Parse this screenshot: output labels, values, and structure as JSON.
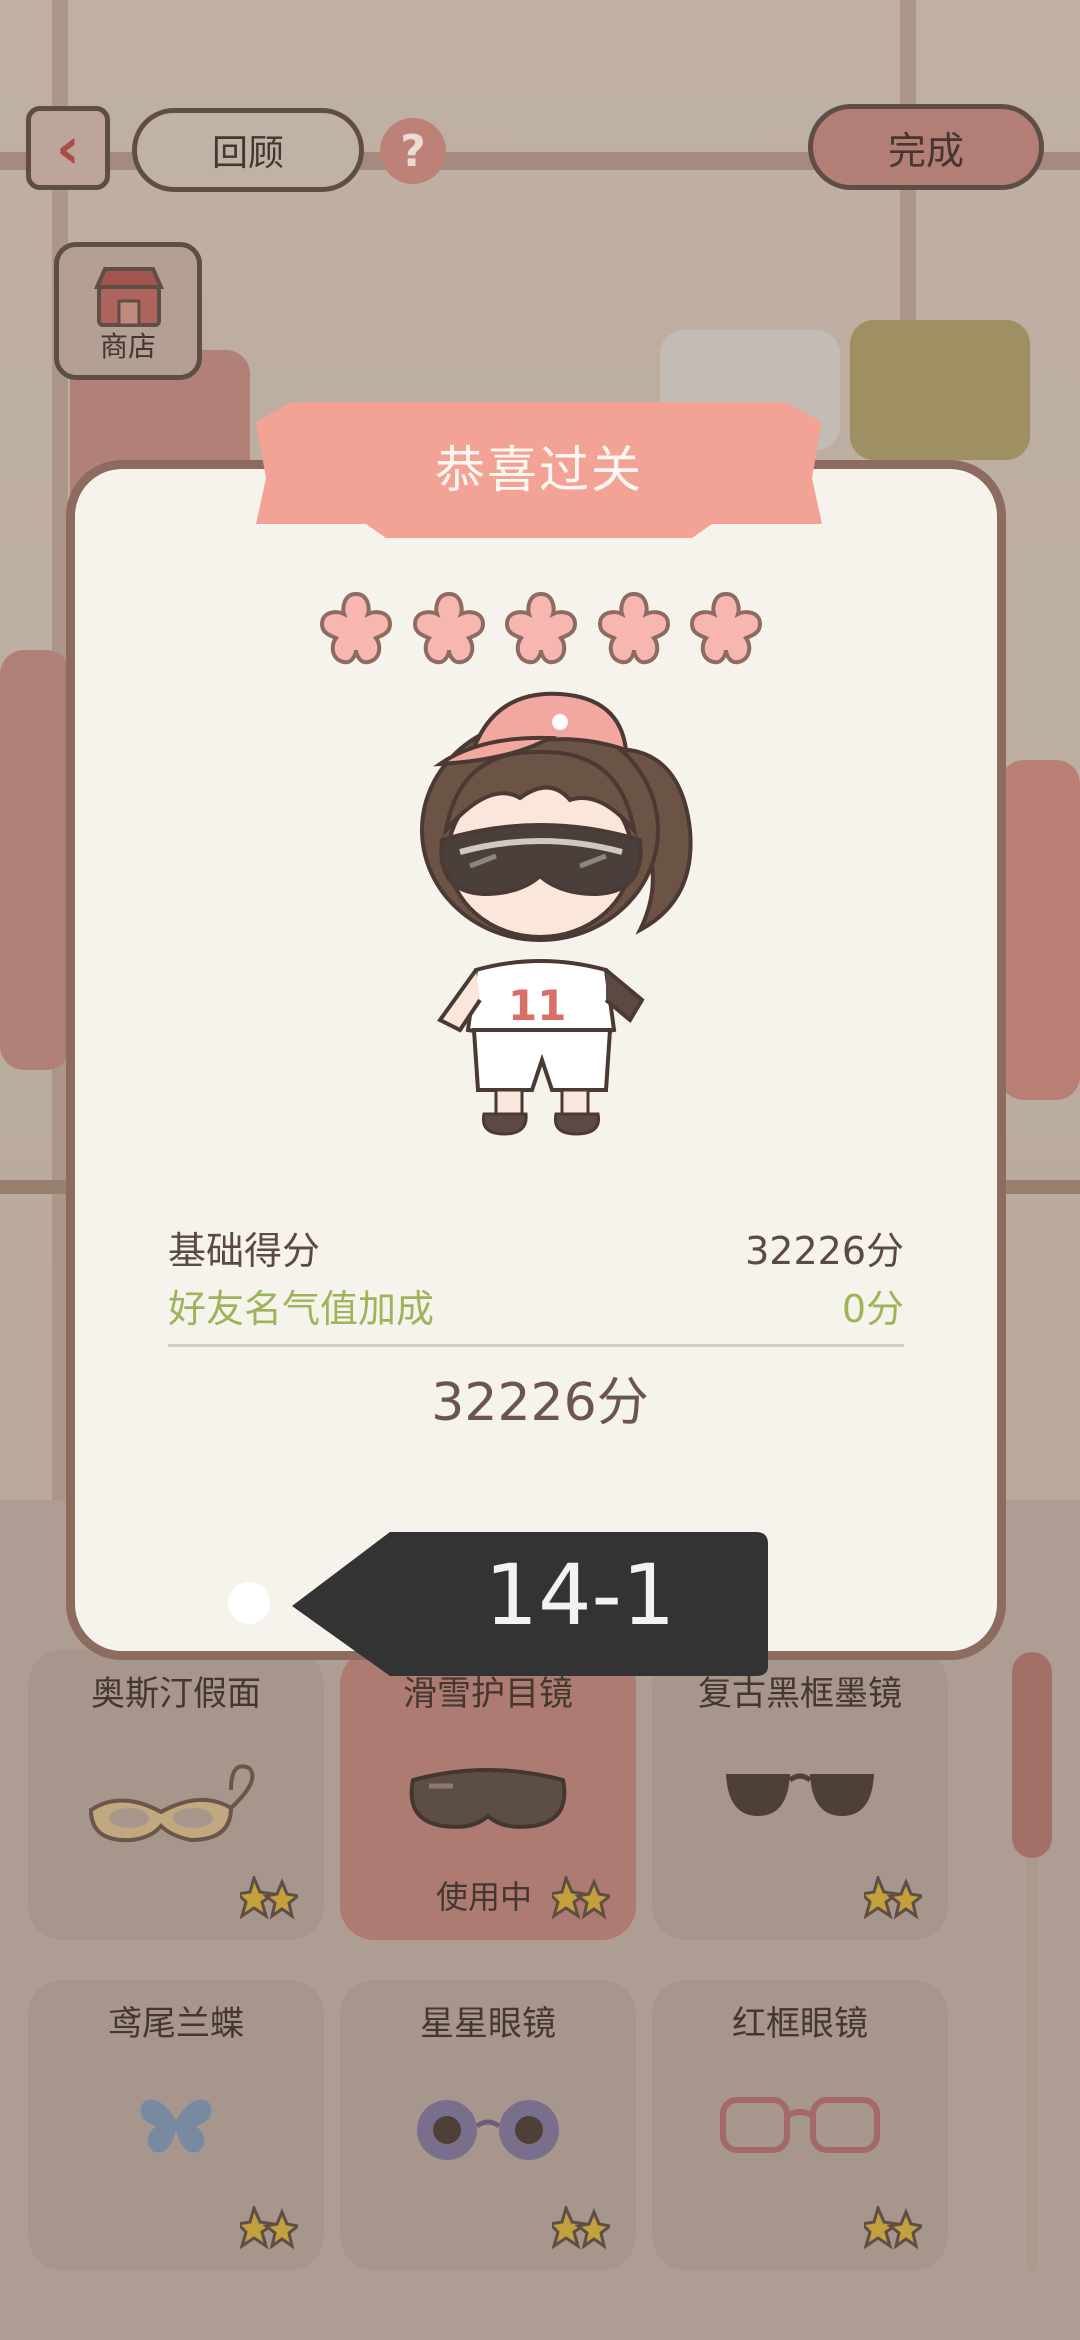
{
  "header": {
    "back_icon": "chevron-left-icon",
    "review_label": "回顾",
    "help_label": "?",
    "done_label": "完成",
    "shop_label": "商店"
  },
  "dialog": {
    "title": "恭喜过关",
    "stars_total": 5,
    "stars_filled": 5,
    "scores": {
      "base_label": "基础得分",
      "base_value": "32226分",
      "bonus_label": "好友名气值加成",
      "bonus_value": "0分",
      "total_value": "32226分"
    },
    "level": "14-1",
    "colors": {
      "title_banner": "#f3a396",
      "star": "#f7b7b0",
      "bonus_text": "#9fb45a",
      "level_tag": "#333333"
    }
  },
  "items": [
    {
      "name": "奥斯汀假面",
      "status": "",
      "icon": "masquerade-mask-icon"
    },
    {
      "name": "滑雪护目镜",
      "status": "使用中",
      "icon": "ski-goggles-icon",
      "active": true
    },
    {
      "name": "复古黑框墨镜",
      "status": "",
      "icon": "black-sunglasses-icon"
    },
    {
      "name": "鸢尾兰蝶",
      "status": "",
      "icon": "butterfly-icon"
    },
    {
      "name": "星星眼镜",
      "status": "",
      "icon": "flower-glasses-icon"
    },
    {
      "name": "红框眼镜",
      "status": "",
      "icon": "red-glasses-icon"
    }
  ]
}
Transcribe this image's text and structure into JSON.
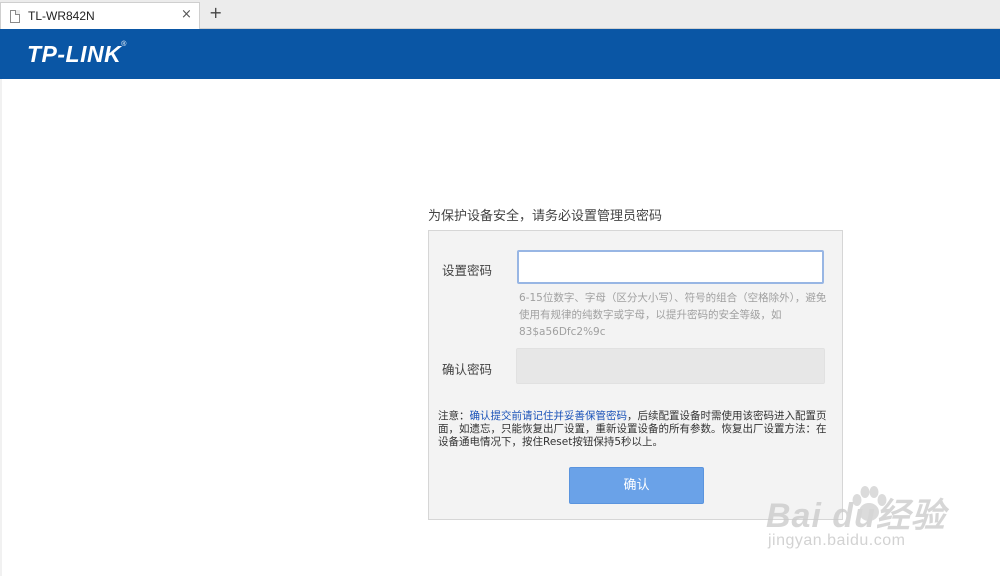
{
  "browser": {
    "tab_title": "TL-WR842N",
    "tab_close": "×",
    "new_tab": "+"
  },
  "header": {
    "logo_text": "TP-LINK",
    "logo_tm": "®",
    "brand_color": "#0a56a5"
  },
  "form": {
    "intro": "为保护设备安全，请务必设置管理员密码",
    "password_label": "设置密码",
    "password_value": "",
    "hint": "6-15位数字、字母（区分大小写）、符号的组合（空格除外），避免使用有规律的纯数字或字母，以提升密码的安全等级，如83$a56Dfc2%9c",
    "confirm_label": "确认密码",
    "confirm_value": "",
    "note_prefix": "注意：",
    "note_emphasis": "确认提交前请记住并妥善保管密码",
    "note_rest": "，后续配置设备时需使用该密码进入配置页面，如遗忘，只能恢复出厂设置，重新设置设备的所有参数。恢复出厂设置方法：在设备通电情况下，按住Reset按钮保持5秒以上。",
    "submit_label": "确认",
    "button_color": "#6aa2e8"
  },
  "watermark": {
    "main": "Bai  du经验",
    "sub": "jingyan.baidu.com"
  }
}
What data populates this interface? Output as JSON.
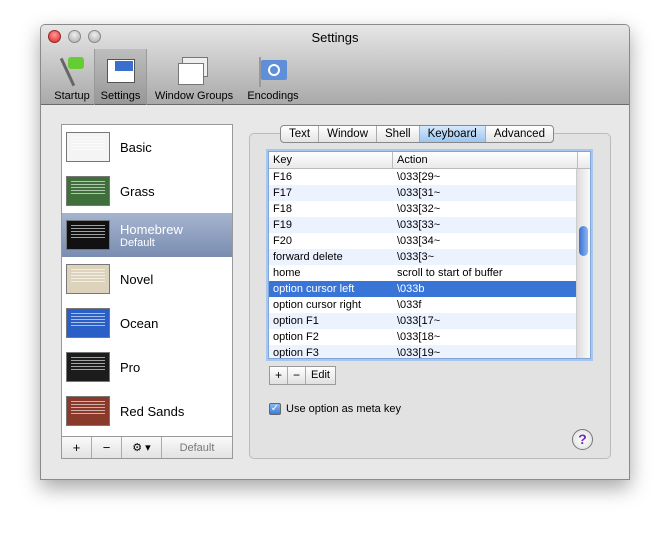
{
  "window": {
    "title": "Settings"
  },
  "toolbar": [
    {
      "label": "Startup",
      "icon": "flag-icon"
    },
    {
      "label": "Settings",
      "icon": "settings-icon"
    },
    {
      "label": "Window Groups",
      "icon": "window-groups-icon"
    },
    {
      "label": "Encodings",
      "icon": "un-flag-icon"
    }
  ],
  "profiles": [
    {
      "name": "Basic",
      "color": "#f4f4f4"
    },
    {
      "name": "Grass",
      "color": "#3f6f3a"
    },
    {
      "name": "Homebrew",
      "sub": "Default",
      "color": "#111111"
    },
    {
      "name": "Novel",
      "color": "#ddd3bd"
    },
    {
      "name": "Ocean",
      "color": "#2a5fc7"
    },
    {
      "name": "Pro",
      "color": "#1c1c1c"
    },
    {
      "name": "Red Sands",
      "color": "#8a3a2a"
    }
  ],
  "list_bar": {
    "add": "+",
    "remove": "−",
    "gear": "⚙ ▾",
    "default": "Default"
  },
  "tabs": [
    "Text",
    "Window",
    "Shell",
    "Keyboard",
    "Advanced"
  ],
  "table": {
    "headers": [
      "Key",
      "Action"
    ],
    "rows": [
      [
        "F16",
        "\\033[29~"
      ],
      [
        "F17",
        "\\033[31~"
      ],
      [
        "F18",
        "\\033[32~"
      ],
      [
        "F19",
        "\\033[33~"
      ],
      [
        "F20",
        "\\033[34~"
      ],
      [
        "forward delete",
        "\\033[3~"
      ],
      [
        "home",
        "scroll to start of buffer"
      ],
      [
        "option cursor left",
        "\\033b"
      ],
      [
        "option cursor right",
        "\\033f"
      ],
      [
        "option F1",
        "\\033[17~"
      ],
      [
        "option F2",
        "\\033[18~"
      ],
      [
        "option F3",
        "\\033[19~"
      ]
    ],
    "selected": 7
  },
  "table_buttons": {
    "add": "+",
    "remove": "−",
    "edit": "Edit"
  },
  "meta_key": {
    "label": "Use option as meta key",
    "checked": true
  },
  "help": "?"
}
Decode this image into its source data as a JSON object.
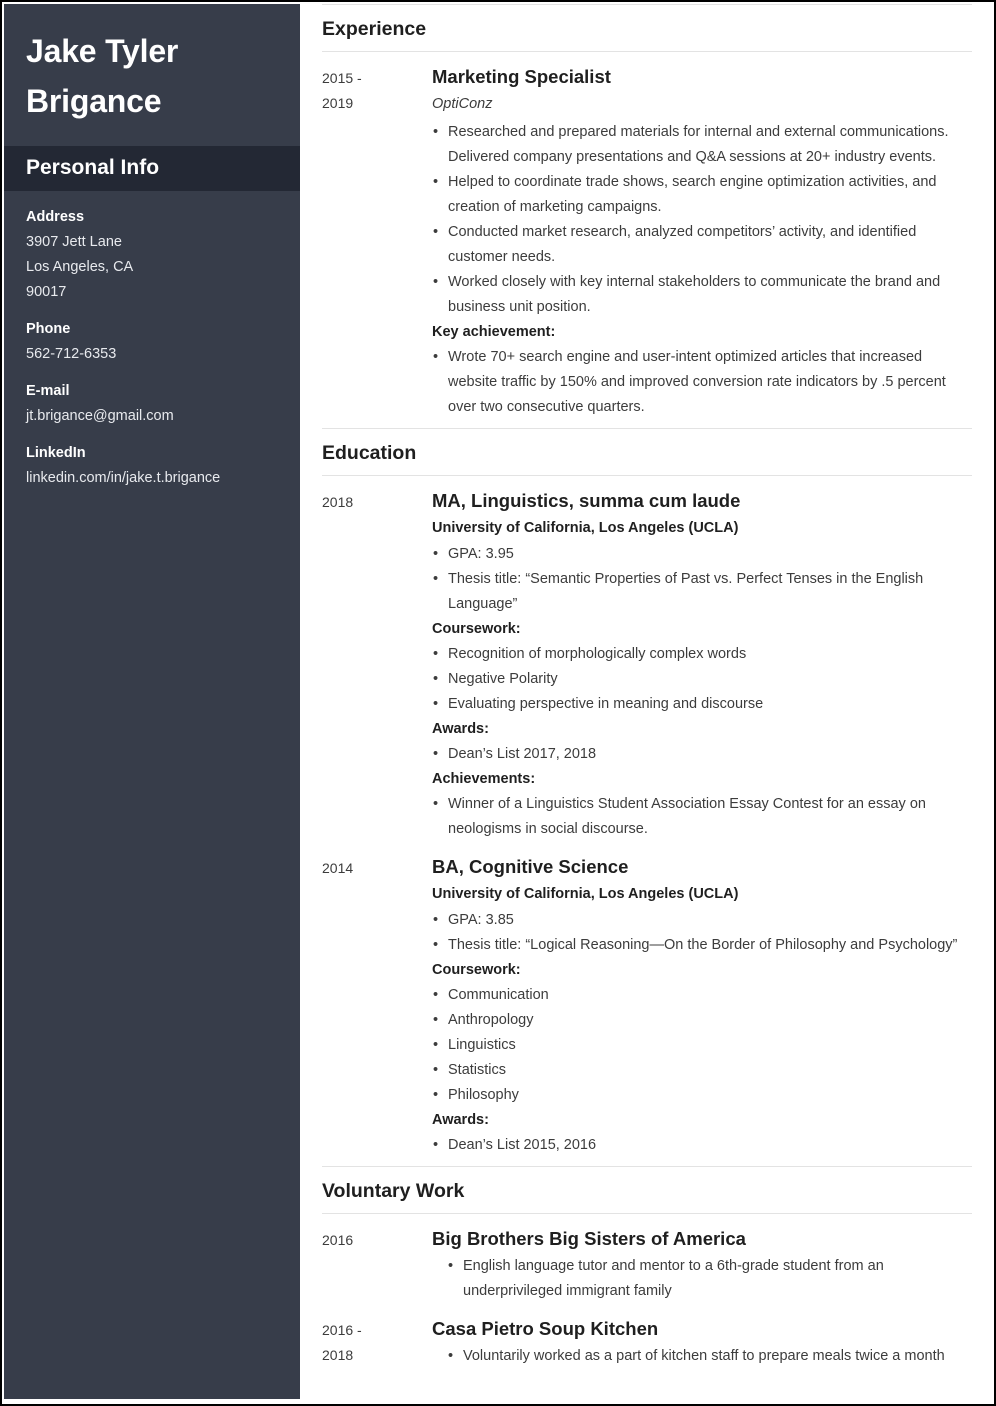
{
  "theme": {
    "sidebar_bg": "#373d4a",
    "sidebar_band_bg": "#232834",
    "sidebar_text": "#ffffff",
    "main_bg": "#ffffff",
    "heading_color": "#1f1f1f",
    "body_color": "#3c3c3c",
    "rule_color": "#e3e3e3",
    "page_border": "#000000"
  },
  "sidebar": {
    "name_line1": "Jake Tyler",
    "name_line2": "Brigance",
    "personal_info_title": "Personal Info",
    "info": [
      {
        "label": "Address",
        "values": [
          "3907 Jett Lane",
          "Los Angeles, CA",
          "90017"
        ]
      },
      {
        "label": "Phone",
        "values": [
          "562-712-6353"
        ]
      },
      {
        "label": "E-mail",
        "values": [
          "jt.brigance@gmail.com"
        ]
      },
      {
        "label": "LinkedIn",
        "values": [
          "linkedin.com/in/jake.t.brigance"
        ]
      }
    ]
  },
  "main": {
    "sections": [
      {
        "heading": "Experience",
        "entries": [
          {
            "dates_line1": "2015 -",
            "dates_line2": "2019",
            "title": "Marketing Specialist",
            "org_italic": "OptiConz",
            "bullets": [
              "Researched and prepared materials for internal and external communications. Delivered company presentations and Q&A sessions at 20+ industry events.",
              "Helped to coordinate trade shows, search engine optimization activities, and creation of marketing campaigns.",
              "Conducted market research, analyzed competitors’ activity, and identified customer needs.",
              "Worked closely with key internal stakeholders to communicate the brand and business unit position."
            ],
            "sub_label": "Key achievement:",
            "sub_bullets": [
              "Wrote 70+ search engine and user-intent optimized articles that increased website traffic by 150% and improved conversion rate indicators by .5 percent over two consecutive quarters."
            ]
          }
        ]
      },
      {
        "heading": "Education",
        "entries": [
          {
            "dates_line1": "2018",
            "dates_line2": "",
            "title": "MA, Linguistics, summa cum laude",
            "org_bold": "University of California, Los Angeles (UCLA)",
            "bullets": [
              "GPA: 3.95",
              "Thesis title: “Semantic Properties of Past vs. Perfect Tenses in the English Language”"
            ],
            "groups": [
              {
                "label": "Coursework:",
                "items": [
                  "Recognition of morphologically complex words",
                  "Negative Polarity",
                  "Evaluating perspective in meaning and discourse"
                ]
              },
              {
                "label": "Awards:",
                "items": [
                  "Dean’s List 2017, 2018"
                ]
              },
              {
                "label": "Achievements:",
                "items": [
                  "Winner of a Linguistics Student Association Essay Contest for an essay on neologisms in social discourse."
                ]
              }
            ]
          },
          {
            "dates_line1": "2014",
            "dates_line2": "",
            "title": "BA, Cognitive Science",
            "org_bold": "University of California, Los Angeles (UCLA)",
            "bullets": [
              "GPA: 3.85",
              "Thesis title: “Logical Reasoning—On the Border of Philosophy and Psychology”"
            ],
            "groups": [
              {
                "label": "Coursework:",
                "items": [
                  "Communication",
                  "Anthropology",
                  "Linguistics",
                  "Statistics",
                  "Philosophy"
                ]
              },
              {
                "label": "Awards:",
                "items": [
                  "Dean’s List 2015, 2016"
                ]
              }
            ]
          }
        ]
      },
      {
        "heading": "Voluntary Work",
        "entries": [
          {
            "dates_line1": "2016",
            "dates_line2": "",
            "title": "Big Brothers Big Sisters of America",
            "indented_bullets": [
              "English language tutor and mentor to a 6th-grade student from an underprivileged immigrant family"
            ]
          },
          {
            "dates_line1": "2016 -",
            "dates_line2": "2018",
            "title": "Casa Pietro Soup Kitchen",
            "indented_bullets": [
              "Voluntarily worked as a part of kitchen staff to prepare meals twice a month"
            ]
          }
        ]
      }
    ]
  }
}
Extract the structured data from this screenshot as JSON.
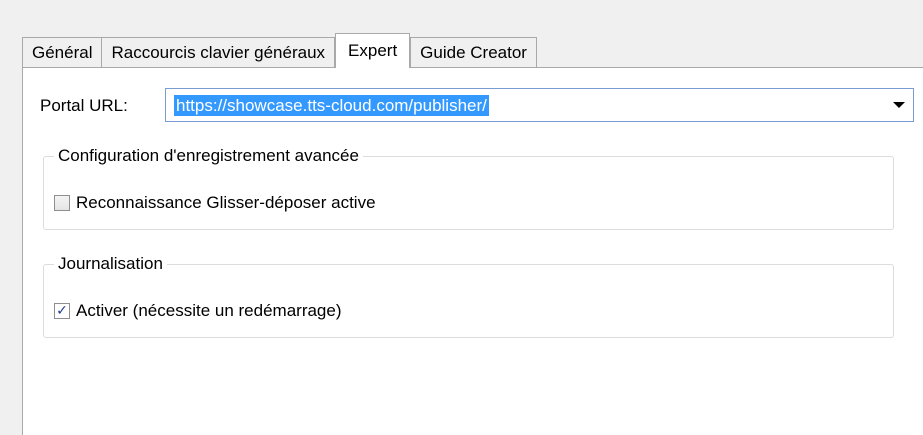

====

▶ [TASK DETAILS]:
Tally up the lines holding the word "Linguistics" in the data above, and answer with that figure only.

▶ [TASK ANSWER]:
3